"""

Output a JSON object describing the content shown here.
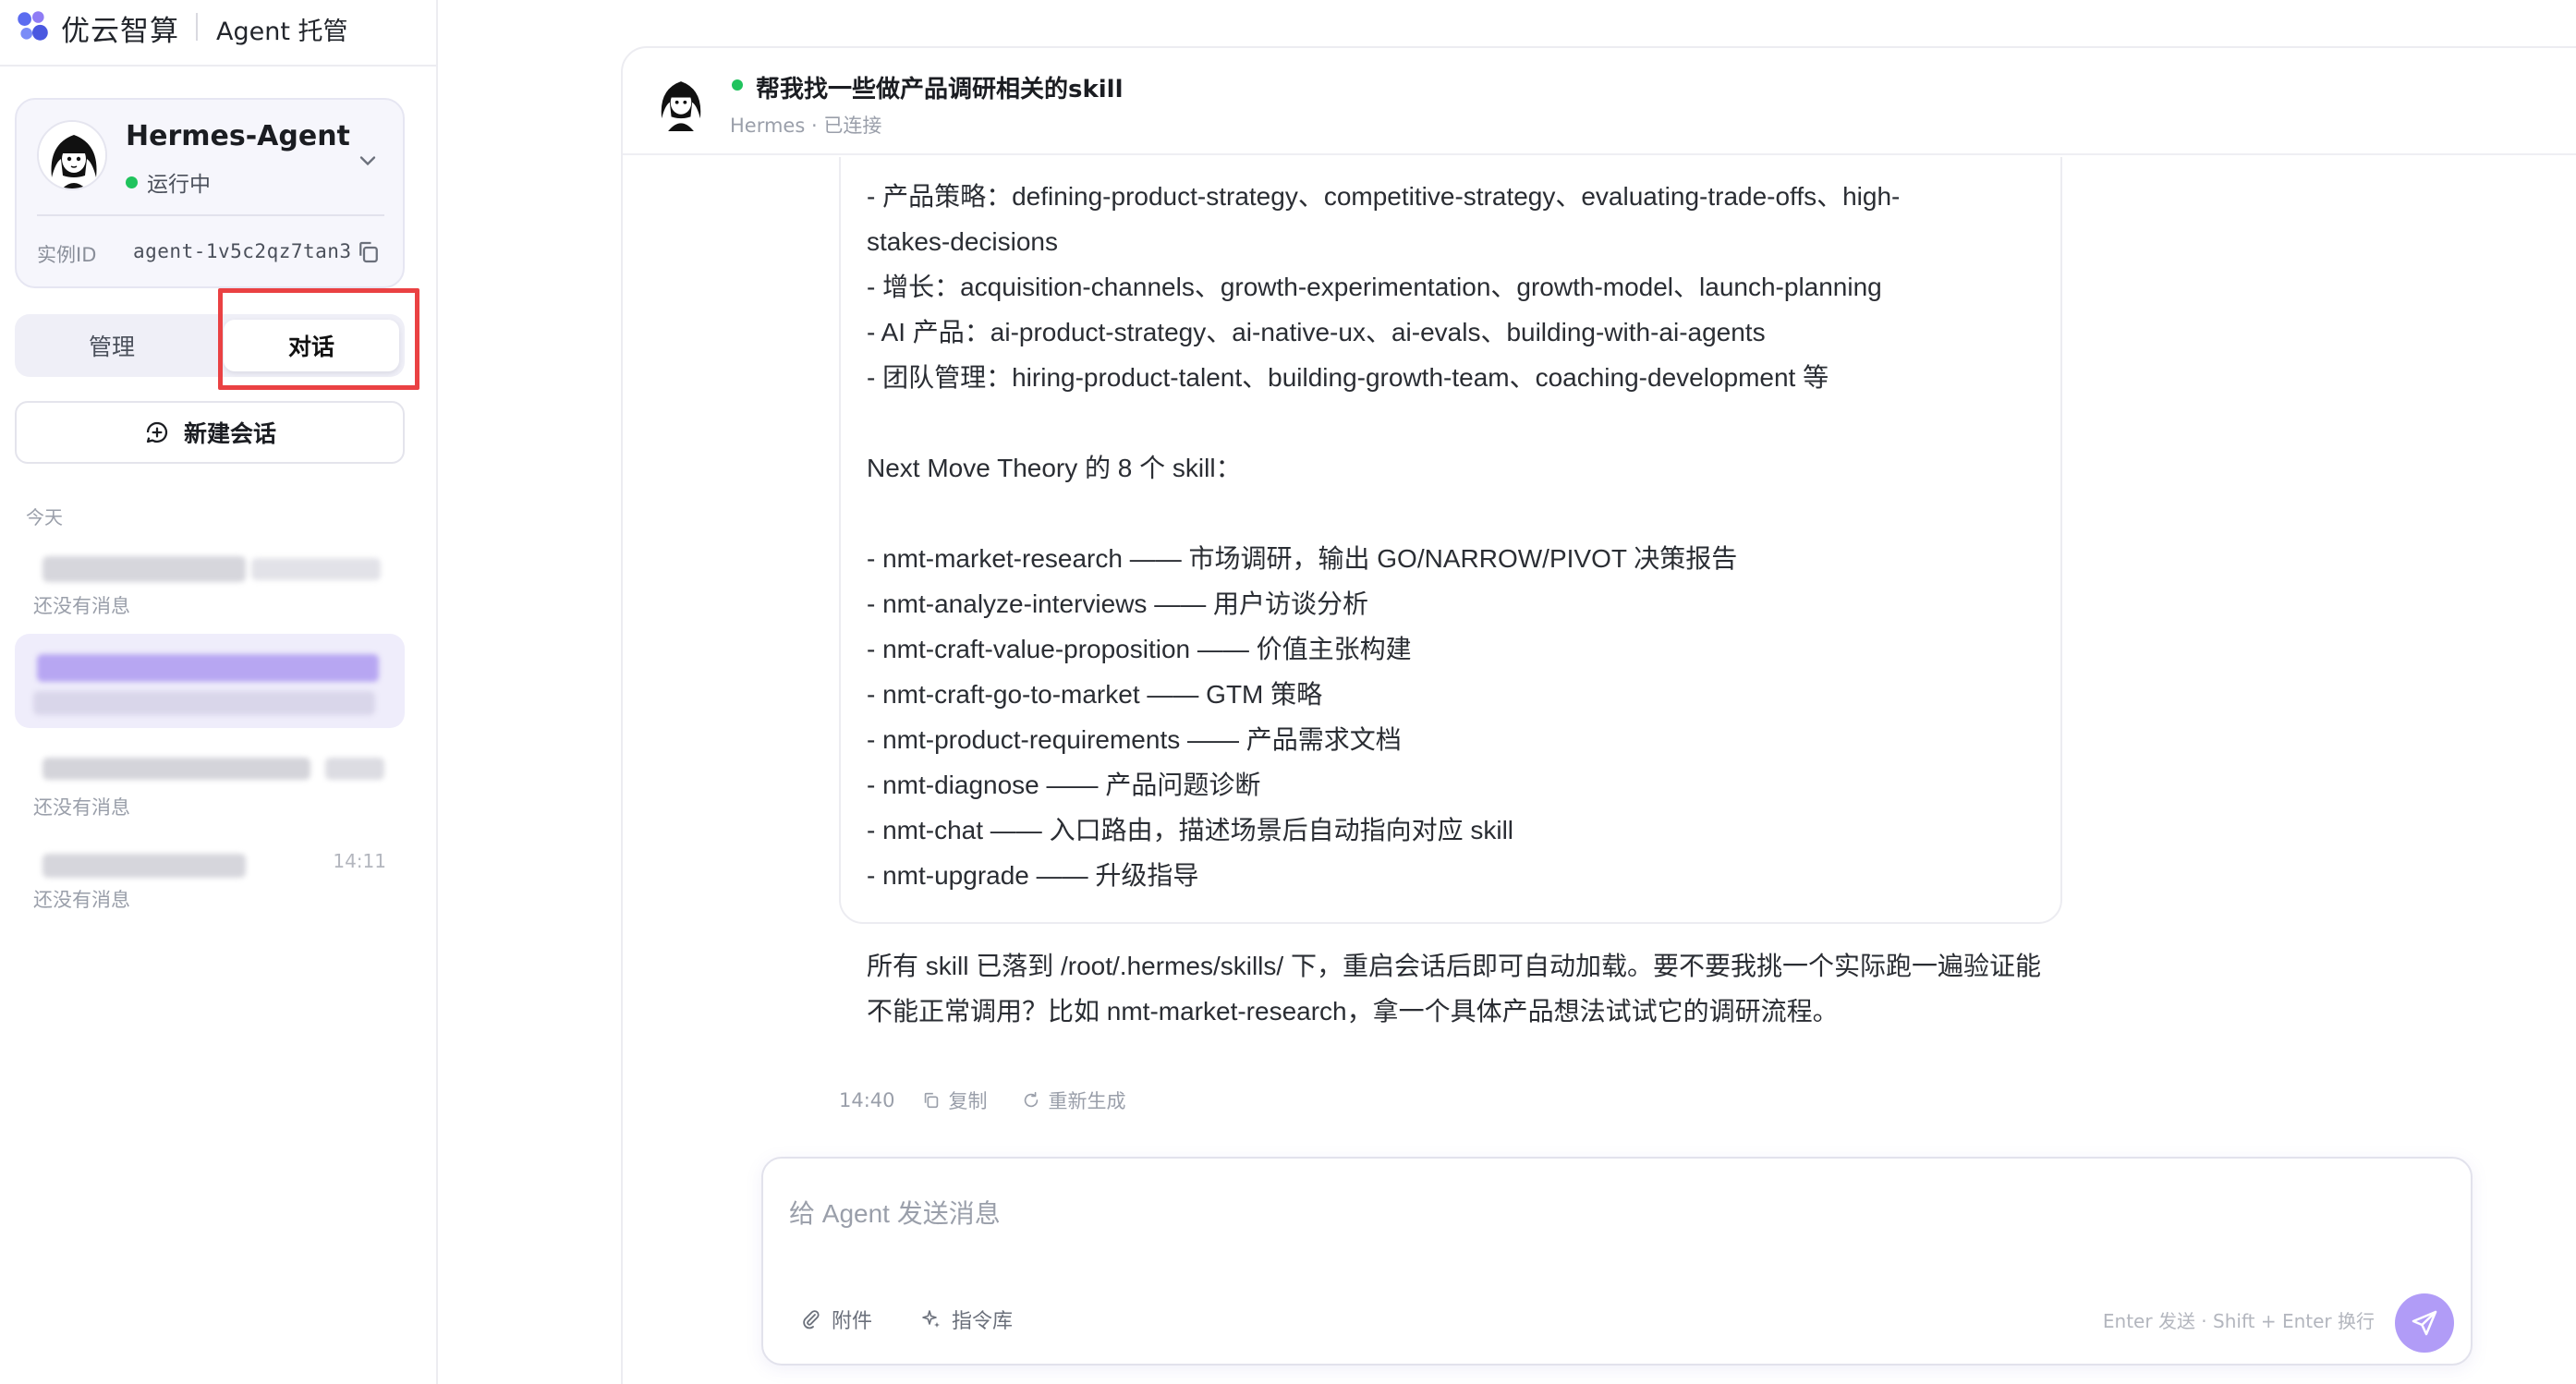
{
  "brand": {
    "name": "优云智算",
    "product": "Agent 托管"
  },
  "agent": {
    "name": "Hermes-Agent",
    "status": "运行中",
    "instance_label": "实例ID",
    "instance_id": "agent-1v5c2qz7tan3"
  },
  "tabs": {
    "manage": "管理",
    "chat": "对话",
    "active": "chat"
  },
  "new_chat_label": "新建会话",
  "history": {
    "group_label": "今天",
    "items": [
      {
        "subtitle": "还没有消息",
        "time": ""
      },
      {
        "subtitle": "",
        "time": ""
      },
      {
        "subtitle": "还没有消息",
        "time": ""
      },
      {
        "subtitle": "还没有消息",
        "time": "14:11"
      }
    ]
  },
  "chat": {
    "title": "帮我找一些做产品调研相关的skill",
    "subtitle": "Hermes · 已连接",
    "message_lines": [
      "- 产品策略：defining-product-strategy、competitive-strategy、evaluating-trade-offs、high-",
      "stakes-decisions",
      "- 增长：acquisition-channels、growth-experimentation、growth-model、launch-planning",
      "- AI 产品：ai-product-strategy、ai-native-ux、ai-evals、building-with-ai-agents",
      "- 团队管理：hiring-product-talent、building-growth-team、coaching-development 等",
      "",
      "Next Move Theory 的 8 个 skill：",
      "",
      "- nmt-market-research —— 市场调研，输出 GO/NARROW/PIVOT 决策报告",
      "- nmt-analyze-interviews —— 用户访谈分析",
      "- nmt-craft-value-proposition —— 价值主张构建",
      "- nmt-craft-go-to-market —— GTM 策略",
      "- nmt-product-requirements —— 产品需求文档",
      "- nmt-diagnose —— 产品问题诊断",
      "- nmt-chat —— 入口路由，描述场景后自动指向对应 skill",
      "- nmt-upgrade —— 升级指导",
      "",
      "所有 skill 已落到 /root/.hermes/skills/ 下，重启会话后即可自动加载。要不要我挑一个实际跑一遍验证能",
      "不能正常调用？比如 nmt-market-research，拿一个具体产品想法试试它的调研流程。"
    ],
    "message_time": "14:40",
    "copy_label": "复制",
    "regenerate_label": "重新生成"
  },
  "composer": {
    "placeholder": "给 Agent 发送消息",
    "attach_label": "附件",
    "commands_label": "指令库",
    "hint": "Enter 发送 · Shift + Enter 换行"
  },
  "colors": {
    "accent": "#b19cf7",
    "status_green": "#20c35d",
    "highlight_red": "#ea4143",
    "active_conv_bg": "#efedfb"
  }
}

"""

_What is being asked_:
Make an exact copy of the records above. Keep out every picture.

_Written reply_:
Output a JSON object describing the content shown here.
{
  "brand": {
    "name": "优云智算",
    "product": "Agent 托管"
  },
  "agent": {
    "name": "Hermes-Agent",
    "status": "运行中",
    "instance_label": "实例ID",
    "instance_id": "agent-1v5c2qz7tan3"
  },
  "tabs": {
    "manage": "管理",
    "chat": "对话",
    "active": "chat"
  },
  "new_chat_label": "新建会话",
  "history": {
    "group_label": "今天",
    "items": [
      {
        "subtitle": "还没有消息",
        "time": ""
      },
      {
        "subtitle": "",
        "time": ""
      },
      {
        "subtitle": "还没有消息",
        "time": ""
      },
      {
        "subtitle": "还没有消息",
        "time": "14:11"
      }
    ]
  },
  "chat": {
    "title": "帮我找一些做产品调研相关的skill",
    "subtitle": "Hermes · 已连接",
    "message_lines": [
      "- 产品策略：defining-product-strategy、competitive-strategy、evaluating-trade-offs、high-",
      "stakes-decisions",
      "- 增长：acquisition-channels、growth-experimentation、growth-model、launch-planning",
      "- AI 产品：ai-product-strategy、ai-native-ux、ai-evals、building-with-ai-agents",
      "- 团队管理：hiring-product-talent、building-growth-team、coaching-development 等",
      "",
      "Next Move Theory 的 8 个 skill：",
      "",
      "- nmt-market-research —— 市场调研，输出 GO/NARROW/PIVOT 决策报告",
      "- nmt-analyze-interviews —— 用户访谈分析",
      "- nmt-craft-value-proposition —— 价值主张构建",
      "- nmt-craft-go-to-market —— GTM 策略",
      "- nmt-product-requirements —— 产品需求文档",
      "- nmt-diagnose —— 产品问题诊断",
      "- nmt-chat —— 入口路由，描述场景后自动指向对应 skill",
      "- nmt-upgrade —— 升级指导",
      "",
      "所有 skill 已落到 /root/.hermes/skills/ 下，重启会话后即可自动加载。要不要我挑一个实际跑一遍验证能",
      "不能正常调用？比如 nmt-market-research，拿一个具体产品想法试试它的调研流程。"
    ],
    "message_time": "14:40",
    "copy_label": "复制",
    "regenerate_label": "重新生成"
  },
  "composer": {
    "placeholder": "给 Agent 发送消息",
    "attach_label": "附件",
    "commands_label": "指令库",
    "hint": "Enter 发送 · Shift + Enter 换行"
  },
  "colors": {
    "accent": "#b19cf7",
    "status_green": "#20c35d",
    "highlight_red": "#ea4143",
    "active_conv_bg": "#efedfb"
  }
}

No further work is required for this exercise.